**What you are asked to do:**
For every line below that includes the word "false", add one; report the final number and nothing else.

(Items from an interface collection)
# # # #
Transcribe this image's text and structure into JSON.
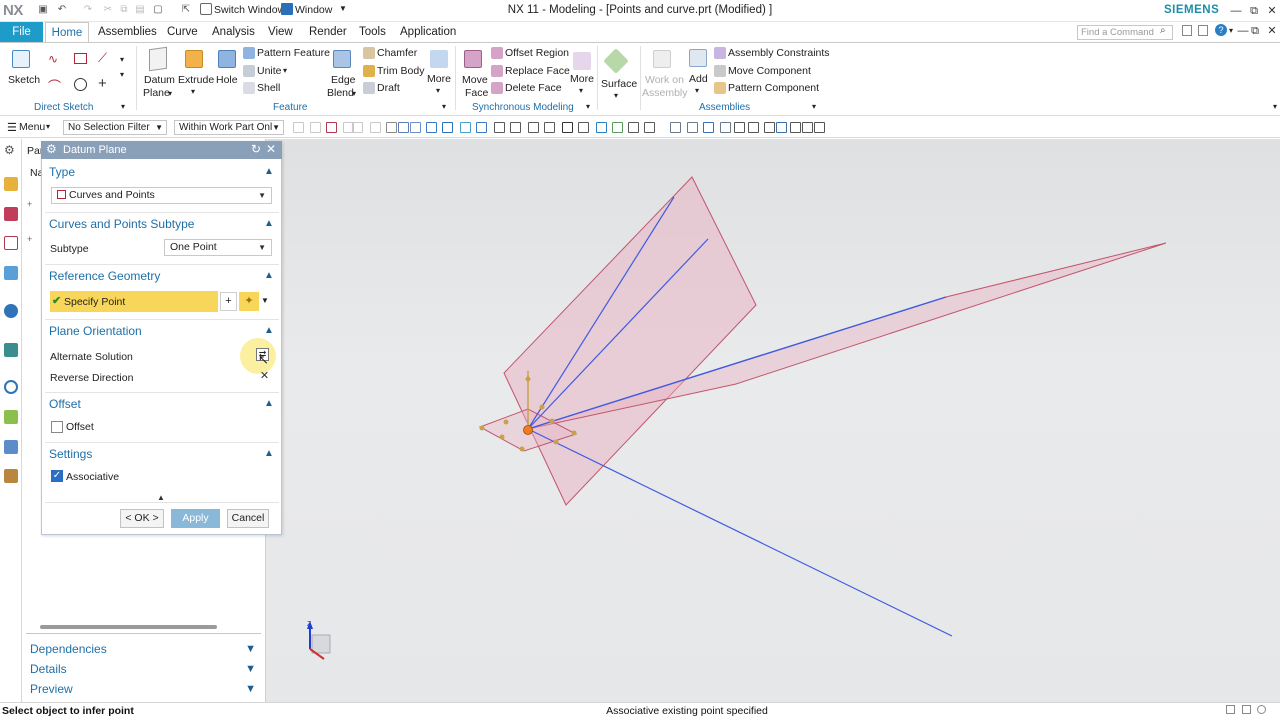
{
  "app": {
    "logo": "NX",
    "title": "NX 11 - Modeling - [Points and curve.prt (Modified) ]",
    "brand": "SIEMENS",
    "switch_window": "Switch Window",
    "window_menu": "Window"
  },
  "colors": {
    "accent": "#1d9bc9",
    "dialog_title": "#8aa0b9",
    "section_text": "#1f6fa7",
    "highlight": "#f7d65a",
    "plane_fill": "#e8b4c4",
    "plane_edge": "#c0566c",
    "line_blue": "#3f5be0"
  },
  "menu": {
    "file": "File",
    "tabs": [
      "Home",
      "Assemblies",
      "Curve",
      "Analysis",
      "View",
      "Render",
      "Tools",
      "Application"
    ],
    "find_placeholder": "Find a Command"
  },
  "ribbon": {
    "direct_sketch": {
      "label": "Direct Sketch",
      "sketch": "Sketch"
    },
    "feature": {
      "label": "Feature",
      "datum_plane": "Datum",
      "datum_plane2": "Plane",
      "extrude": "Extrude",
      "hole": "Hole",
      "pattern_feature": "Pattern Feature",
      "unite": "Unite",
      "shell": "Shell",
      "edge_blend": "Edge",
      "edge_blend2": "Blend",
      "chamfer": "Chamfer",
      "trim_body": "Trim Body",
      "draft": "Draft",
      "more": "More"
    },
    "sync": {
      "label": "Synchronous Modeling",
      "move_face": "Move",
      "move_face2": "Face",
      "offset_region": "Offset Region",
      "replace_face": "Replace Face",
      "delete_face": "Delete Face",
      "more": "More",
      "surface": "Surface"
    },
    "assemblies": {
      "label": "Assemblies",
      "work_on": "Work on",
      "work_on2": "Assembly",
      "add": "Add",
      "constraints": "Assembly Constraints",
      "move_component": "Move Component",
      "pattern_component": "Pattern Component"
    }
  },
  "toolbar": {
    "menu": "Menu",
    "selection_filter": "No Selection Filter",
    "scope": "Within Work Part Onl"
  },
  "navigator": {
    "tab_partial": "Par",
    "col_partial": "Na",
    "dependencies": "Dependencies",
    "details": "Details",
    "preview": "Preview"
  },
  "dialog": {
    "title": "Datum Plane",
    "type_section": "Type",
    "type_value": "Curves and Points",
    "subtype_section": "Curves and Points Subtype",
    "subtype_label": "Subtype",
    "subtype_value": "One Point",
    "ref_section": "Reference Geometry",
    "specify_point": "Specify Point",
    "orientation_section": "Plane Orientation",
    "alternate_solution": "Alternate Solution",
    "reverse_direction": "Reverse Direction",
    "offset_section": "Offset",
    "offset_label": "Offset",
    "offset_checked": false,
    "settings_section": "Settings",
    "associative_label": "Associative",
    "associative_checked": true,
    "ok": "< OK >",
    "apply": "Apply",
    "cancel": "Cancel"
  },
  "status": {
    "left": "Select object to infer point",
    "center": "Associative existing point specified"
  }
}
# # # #
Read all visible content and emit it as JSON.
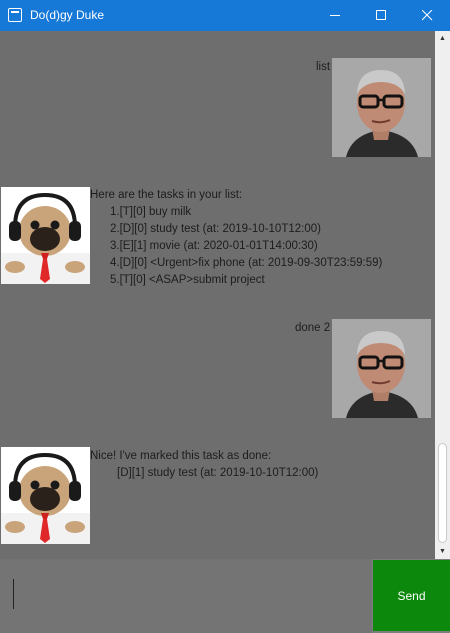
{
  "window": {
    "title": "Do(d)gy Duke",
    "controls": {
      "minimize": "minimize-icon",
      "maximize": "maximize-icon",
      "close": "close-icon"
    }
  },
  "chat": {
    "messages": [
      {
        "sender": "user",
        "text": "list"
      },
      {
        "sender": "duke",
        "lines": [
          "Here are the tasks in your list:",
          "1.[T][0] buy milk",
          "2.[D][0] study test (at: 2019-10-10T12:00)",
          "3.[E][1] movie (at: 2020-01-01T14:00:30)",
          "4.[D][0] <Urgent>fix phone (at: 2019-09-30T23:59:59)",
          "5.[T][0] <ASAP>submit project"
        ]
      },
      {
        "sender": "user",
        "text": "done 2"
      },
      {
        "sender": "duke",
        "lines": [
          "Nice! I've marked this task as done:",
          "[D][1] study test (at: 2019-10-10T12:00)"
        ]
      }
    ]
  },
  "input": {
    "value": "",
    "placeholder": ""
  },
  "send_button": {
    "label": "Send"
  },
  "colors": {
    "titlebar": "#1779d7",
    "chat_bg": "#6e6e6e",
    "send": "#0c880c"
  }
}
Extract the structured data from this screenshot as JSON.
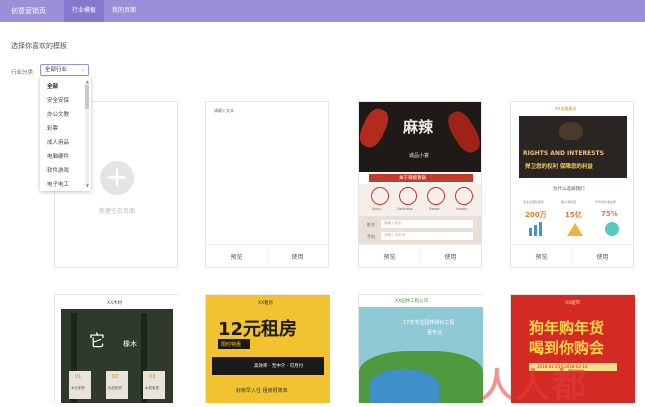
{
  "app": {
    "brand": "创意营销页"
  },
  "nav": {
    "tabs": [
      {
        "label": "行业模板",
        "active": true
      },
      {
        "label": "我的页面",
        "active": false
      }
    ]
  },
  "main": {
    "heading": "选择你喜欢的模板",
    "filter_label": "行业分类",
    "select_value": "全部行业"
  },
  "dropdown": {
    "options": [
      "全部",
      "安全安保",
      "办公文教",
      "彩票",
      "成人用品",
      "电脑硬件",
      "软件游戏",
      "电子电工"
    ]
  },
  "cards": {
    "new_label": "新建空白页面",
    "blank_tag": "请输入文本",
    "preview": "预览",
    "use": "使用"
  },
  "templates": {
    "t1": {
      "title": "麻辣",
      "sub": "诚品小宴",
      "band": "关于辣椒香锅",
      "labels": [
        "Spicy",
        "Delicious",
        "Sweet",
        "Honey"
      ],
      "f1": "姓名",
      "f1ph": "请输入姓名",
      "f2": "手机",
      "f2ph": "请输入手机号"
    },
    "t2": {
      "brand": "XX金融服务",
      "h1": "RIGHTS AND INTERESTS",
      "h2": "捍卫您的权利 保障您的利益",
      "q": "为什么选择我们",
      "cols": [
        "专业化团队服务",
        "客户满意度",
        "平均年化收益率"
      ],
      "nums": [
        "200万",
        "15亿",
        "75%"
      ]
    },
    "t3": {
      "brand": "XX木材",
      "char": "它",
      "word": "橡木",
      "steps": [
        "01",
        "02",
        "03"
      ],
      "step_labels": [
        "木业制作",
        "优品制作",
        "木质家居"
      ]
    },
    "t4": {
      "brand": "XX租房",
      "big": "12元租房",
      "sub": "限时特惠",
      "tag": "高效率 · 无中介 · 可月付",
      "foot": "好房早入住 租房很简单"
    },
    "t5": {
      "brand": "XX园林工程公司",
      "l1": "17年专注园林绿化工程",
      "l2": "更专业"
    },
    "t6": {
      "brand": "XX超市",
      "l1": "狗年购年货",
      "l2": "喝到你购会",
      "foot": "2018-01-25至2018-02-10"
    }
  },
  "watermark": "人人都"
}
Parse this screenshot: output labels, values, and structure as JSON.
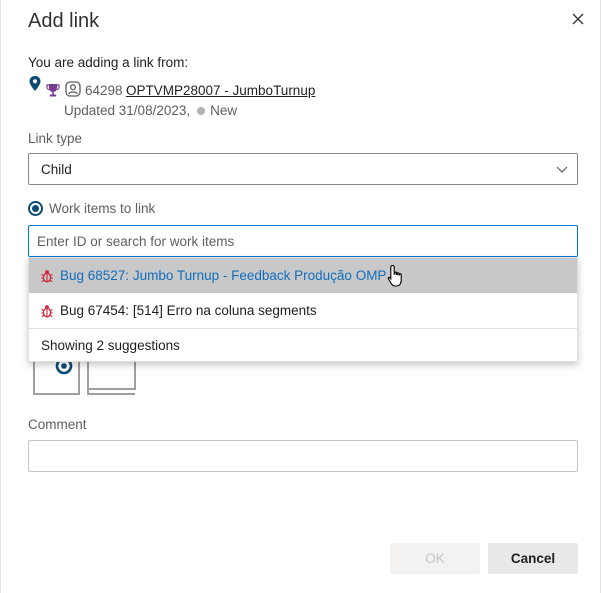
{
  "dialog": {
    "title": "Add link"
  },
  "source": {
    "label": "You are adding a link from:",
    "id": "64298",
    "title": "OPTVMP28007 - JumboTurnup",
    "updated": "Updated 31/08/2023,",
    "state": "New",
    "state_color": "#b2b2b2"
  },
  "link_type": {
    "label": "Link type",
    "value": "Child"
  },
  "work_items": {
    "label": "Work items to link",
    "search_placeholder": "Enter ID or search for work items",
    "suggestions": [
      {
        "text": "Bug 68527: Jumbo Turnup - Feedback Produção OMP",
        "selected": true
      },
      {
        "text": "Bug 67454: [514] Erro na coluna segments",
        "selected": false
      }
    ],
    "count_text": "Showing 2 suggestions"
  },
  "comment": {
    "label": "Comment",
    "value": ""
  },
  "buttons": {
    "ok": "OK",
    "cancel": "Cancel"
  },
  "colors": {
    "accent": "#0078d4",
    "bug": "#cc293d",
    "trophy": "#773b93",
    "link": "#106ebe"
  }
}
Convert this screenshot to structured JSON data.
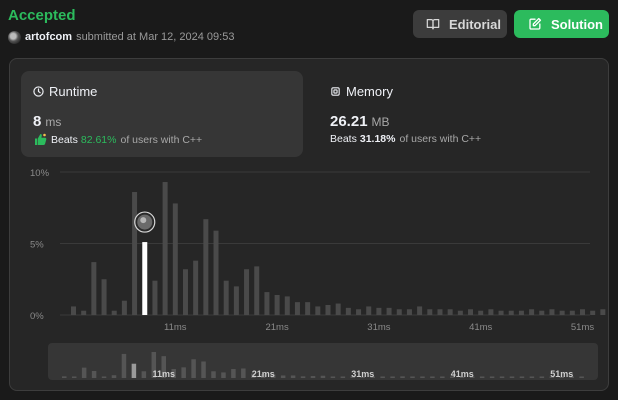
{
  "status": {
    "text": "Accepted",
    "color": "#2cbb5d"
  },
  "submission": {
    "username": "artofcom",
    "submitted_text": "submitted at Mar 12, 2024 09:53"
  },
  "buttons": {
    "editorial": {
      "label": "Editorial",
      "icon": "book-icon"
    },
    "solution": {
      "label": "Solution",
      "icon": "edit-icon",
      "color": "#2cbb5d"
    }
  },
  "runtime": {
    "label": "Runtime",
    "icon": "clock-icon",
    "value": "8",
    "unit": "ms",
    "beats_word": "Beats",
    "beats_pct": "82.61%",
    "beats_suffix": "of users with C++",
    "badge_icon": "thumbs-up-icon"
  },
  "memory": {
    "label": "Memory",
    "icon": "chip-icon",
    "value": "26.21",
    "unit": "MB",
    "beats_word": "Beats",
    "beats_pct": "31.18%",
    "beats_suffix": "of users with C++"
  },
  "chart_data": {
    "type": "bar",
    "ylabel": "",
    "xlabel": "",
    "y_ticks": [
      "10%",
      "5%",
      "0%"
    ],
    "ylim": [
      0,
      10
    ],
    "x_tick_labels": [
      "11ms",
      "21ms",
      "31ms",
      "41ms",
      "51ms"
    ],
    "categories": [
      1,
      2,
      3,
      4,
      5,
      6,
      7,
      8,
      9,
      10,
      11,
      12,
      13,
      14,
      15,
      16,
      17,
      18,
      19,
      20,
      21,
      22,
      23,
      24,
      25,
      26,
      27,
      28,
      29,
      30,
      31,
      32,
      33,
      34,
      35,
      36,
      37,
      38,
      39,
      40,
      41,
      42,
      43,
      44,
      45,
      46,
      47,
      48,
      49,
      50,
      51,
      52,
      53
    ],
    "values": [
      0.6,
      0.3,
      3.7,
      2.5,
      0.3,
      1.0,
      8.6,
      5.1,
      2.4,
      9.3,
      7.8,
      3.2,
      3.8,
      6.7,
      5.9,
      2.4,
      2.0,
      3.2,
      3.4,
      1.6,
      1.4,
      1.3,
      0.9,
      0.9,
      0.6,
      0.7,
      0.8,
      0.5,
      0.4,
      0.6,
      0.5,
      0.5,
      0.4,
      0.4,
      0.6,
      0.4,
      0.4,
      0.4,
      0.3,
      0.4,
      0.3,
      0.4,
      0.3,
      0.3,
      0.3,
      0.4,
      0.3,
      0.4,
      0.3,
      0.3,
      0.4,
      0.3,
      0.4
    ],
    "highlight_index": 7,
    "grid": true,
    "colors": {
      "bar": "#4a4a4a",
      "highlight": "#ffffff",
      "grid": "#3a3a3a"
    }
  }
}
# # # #
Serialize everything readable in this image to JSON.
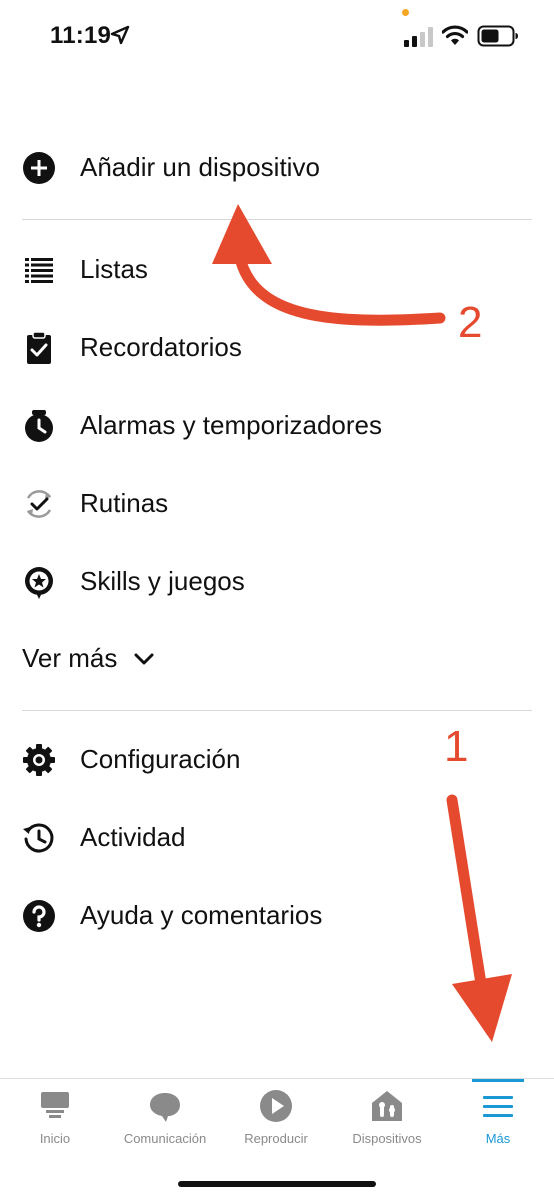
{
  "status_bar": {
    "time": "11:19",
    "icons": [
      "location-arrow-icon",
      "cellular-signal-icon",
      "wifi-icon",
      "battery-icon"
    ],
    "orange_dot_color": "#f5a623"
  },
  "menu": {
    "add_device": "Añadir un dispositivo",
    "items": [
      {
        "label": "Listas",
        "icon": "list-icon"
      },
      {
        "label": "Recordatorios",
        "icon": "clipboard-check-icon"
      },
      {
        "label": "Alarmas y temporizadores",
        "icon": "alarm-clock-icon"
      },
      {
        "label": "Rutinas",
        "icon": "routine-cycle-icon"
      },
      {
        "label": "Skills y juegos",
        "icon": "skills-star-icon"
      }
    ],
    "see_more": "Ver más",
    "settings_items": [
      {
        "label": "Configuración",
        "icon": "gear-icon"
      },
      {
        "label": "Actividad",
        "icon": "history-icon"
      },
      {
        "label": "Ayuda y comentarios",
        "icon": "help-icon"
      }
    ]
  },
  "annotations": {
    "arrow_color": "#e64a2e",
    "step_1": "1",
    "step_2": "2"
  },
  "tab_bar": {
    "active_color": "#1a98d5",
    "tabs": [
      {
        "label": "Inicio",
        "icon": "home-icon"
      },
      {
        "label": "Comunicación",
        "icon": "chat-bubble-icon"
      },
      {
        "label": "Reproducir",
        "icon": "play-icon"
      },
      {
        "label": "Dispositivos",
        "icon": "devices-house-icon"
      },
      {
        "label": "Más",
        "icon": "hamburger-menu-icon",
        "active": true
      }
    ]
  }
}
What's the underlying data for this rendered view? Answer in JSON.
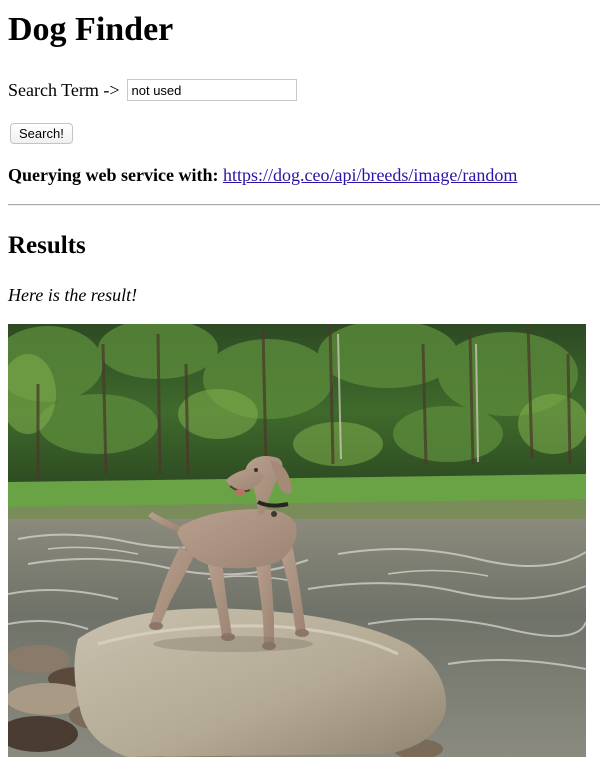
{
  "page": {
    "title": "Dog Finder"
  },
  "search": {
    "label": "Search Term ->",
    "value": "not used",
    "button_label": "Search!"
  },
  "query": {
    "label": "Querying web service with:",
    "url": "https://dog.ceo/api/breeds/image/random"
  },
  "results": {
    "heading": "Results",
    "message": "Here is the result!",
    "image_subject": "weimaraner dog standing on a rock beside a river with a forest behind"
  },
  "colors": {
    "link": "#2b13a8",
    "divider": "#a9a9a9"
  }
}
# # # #
**Exercise solution:**
3